◆ **To do**: For the word "собственика", state how many lines of the records include it, with no other text.

[Extracted data entries]
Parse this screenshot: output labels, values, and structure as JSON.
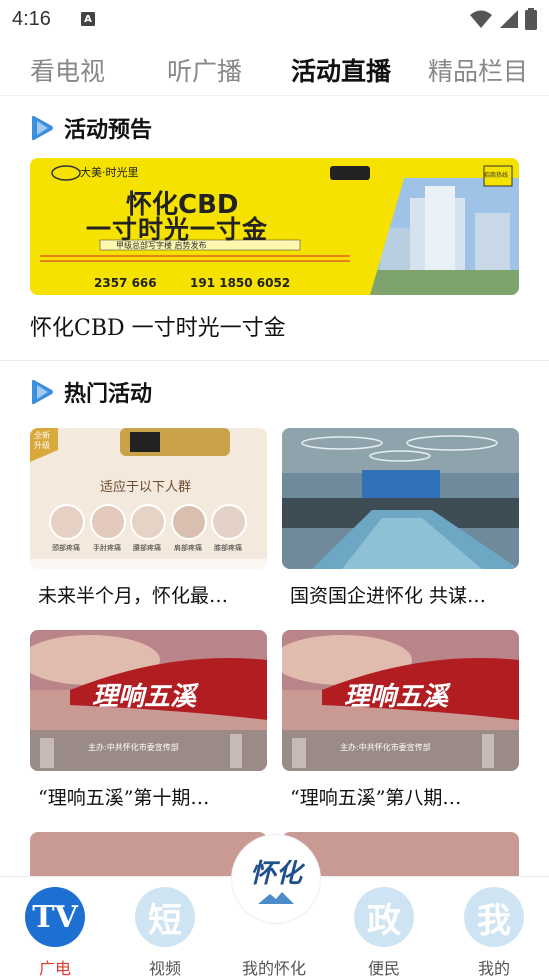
{
  "status_bar": {
    "time": "4:16",
    "notif_icon": "A"
  },
  "tabs": [
    {
      "label": "看电视",
      "active": false
    },
    {
      "label": "听广播",
      "active": false
    },
    {
      "label": "活动直播",
      "active": true
    },
    {
      "label": "精品栏目",
      "active": false
    }
  ],
  "preview_section": {
    "title": "活动预告",
    "banner": {
      "brand": "大美·时光里",
      "headline1": "怀化CBD",
      "headline2": "一寸时光一寸金",
      "strip": "甲级总部写字楼 启势发布",
      "phone1": "2357 666",
      "phone2": "191 1850 6052",
      "right_tag": "招商热线"
    },
    "caption": "怀化CBD 一寸时光一寸金"
  },
  "hot_section": {
    "title": "热门活动",
    "cards": [
      {
        "title": "未来半个月，怀化最…",
        "img_kind": "health"
      },
      {
        "title": "国资国企进怀化 共谋…",
        "img_kind": "meeting"
      },
      {
        "title": "“理响五溪”第十期…",
        "img_kind": "lixiang",
        "img_text": "理响五溪",
        "img_sub": "主办:中共怀化市委宣传部"
      },
      {
        "title": "“理响五溪”第八期…",
        "img_kind": "lixiang",
        "img_text": "理响五溪",
        "img_sub": "主办:中共怀化市委宣传部"
      }
    ],
    "health_card": {
      "badge": "全新升级",
      "heading": "适应于以下人群",
      "items": [
        "颈部疼痛",
        "手肘疼痛",
        "腰部疼痛",
        "肩部疼痛",
        "膝部疼痛"
      ]
    }
  },
  "bottom_nav": {
    "items": [
      {
        "label": "广电",
        "glyph": "TV",
        "active": true
      },
      {
        "label": "视频",
        "glyph": "短",
        "active": false
      },
      {
        "label": "我的怀化",
        "glyph": "怀化",
        "active": false
      },
      {
        "label": "便民",
        "glyph": "政",
        "active": false
      },
      {
        "label": "我的",
        "glyph": "我",
        "active": false
      }
    ]
  },
  "colors": {
    "accent": "#e03a2f",
    "tv_blue": "#1d6fd1",
    "pale_blue": "#cfe4f2"
  }
}
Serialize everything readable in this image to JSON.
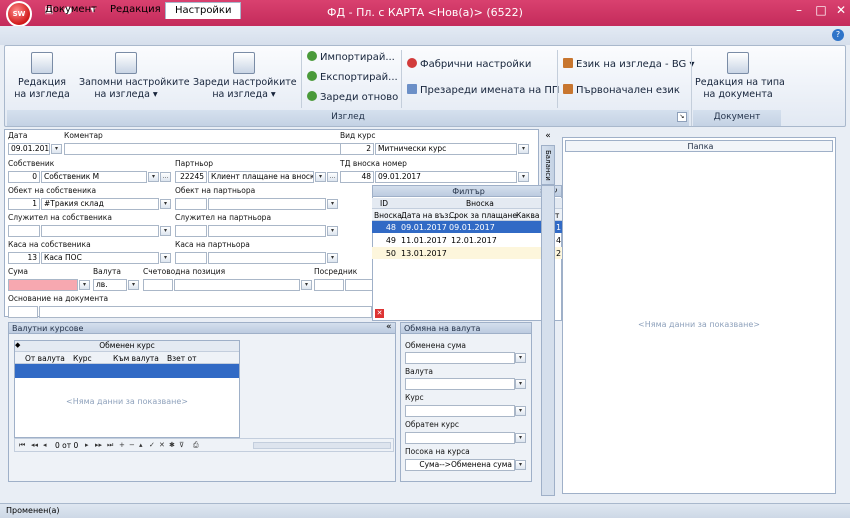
{
  "window": {
    "title": "ФД - Пл. с КАРТА <Нов(а)> (6522)",
    "app_logo": "SW",
    "qat_icons": [
      "save-icon",
      "record-icon",
      "dropdown-arrow-icon"
    ],
    "controls": [
      "minimize-icon",
      "maximize-icon",
      "close-icon"
    ]
  },
  "tabs": [
    {
      "label": "Документ"
    },
    {
      "label": "Редакция"
    },
    {
      "label": "Настройки"
    }
  ],
  "ribbon": {
    "view_group": {
      "caption": "Изглед",
      "buttons": {
        "edit_view": "Редакция\nна изгледа",
        "save_view": "Запомни настройките\nна изгледа ▾",
        "load_view": "Зареди настройките\nна изгледа ▾",
        "import": "Импортирай...",
        "export": "Експортирай...",
        "reload": "Зареди отново",
        "factory": "Фабрични настройки",
        "reload_names": "Презареди имената на ПП",
        "language": "Език на изгледа - BG",
        "orig_lang": "Първоначален език"
      }
    },
    "document_group": {
      "caption": "Документ",
      "button": "Редакция на типа\nна документа"
    }
  },
  "form": {
    "date_label": "Дата",
    "date_value": "09.01.2017",
    "comment_label": "Коментар",
    "rate_type_label": "Вид курс",
    "rate_type_code": "2",
    "rate_type_value": "Митнически курс",
    "owner_label": "Собственик",
    "owner_code": "0",
    "owner_value": "Собственик М",
    "partner_label": "Партньор",
    "partner_code": "22245",
    "partner_value": "Клиент плащане на вноски",
    "td_label": "ТД вноска номер",
    "td_code": "48",
    "td_value": "09.01.2017",
    "owner_obj_label": "Обект на собственика",
    "owner_obj_code": "1",
    "owner_obj_value": "#Тракия склад",
    "partner_obj_label": "Обект на партньора",
    "owner_emp_label": "Служител на собственика",
    "partner_emp_label": "Служител на партньора",
    "owner_cash_label": "Каса на собственика",
    "owner_cash_code": "13",
    "owner_cash_value": "Каса ПОС",
    "partner_cash_label": "Каса на партньора",
    "sum_label": "Сума",
    "currency_label": "Валута",
    "currency_value": "лв.",
    "account_label": "Счетоводна позиция",
    "broker_label": "Посредник",
    "basis_label": "Основание на документа"
  },
  "filter_popup": {
    "title": "Филтър",
    "id_col": "ID",
    "group_header": "Вноска",
    "columns": [
      "Вноска",
      "Дата на въз...",
      "Срок за плащане",
      "Каква част о"
    ],
    "rows": [
      [
        "48",
        "09.01.2017",
        "09.01.2017",
        "1"
      ],
      [
        "49",
        "11.01.2017",
        "12.01.2017",
        "4"
      ],
      [
        "50",
        "13.01.2017",
        "",
        "2"
      ]
    ],
    "selected_row": 0
  },
  "side_tab": "Баланси",
  "rates_panel": {
    "title": "Валутни курсове",
    "group_header": "Обменен курс",
    "columns": [
      "От валута",
      "Курс",
      "Към валута",
      "Взет от"
    ],
    "empty": "<Няма данни за показване>",
    "pager": "0 от 0"
  },
  "exchange_panel": {
    "title": "Обмяна на валута",
    "fields": [
      "Обменена сума",
      "Валута",
      "Курс",
      "Обратен курс",
      "Посока на курса"
    ],
    "direction_value": "Сума-->Обменена сума"
  },
  "papka_panel": {
    "title": "Папка",
    "empty": "<Няма данни за показване>"
  },
  "status": "Променен(а)",
  "colors": {
    "title_bg": "#c42b5b",
    "selected_row": "#316ac5",
    "sum_field": "#f7a8b0"
  }
}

◆ **Your solution**: 3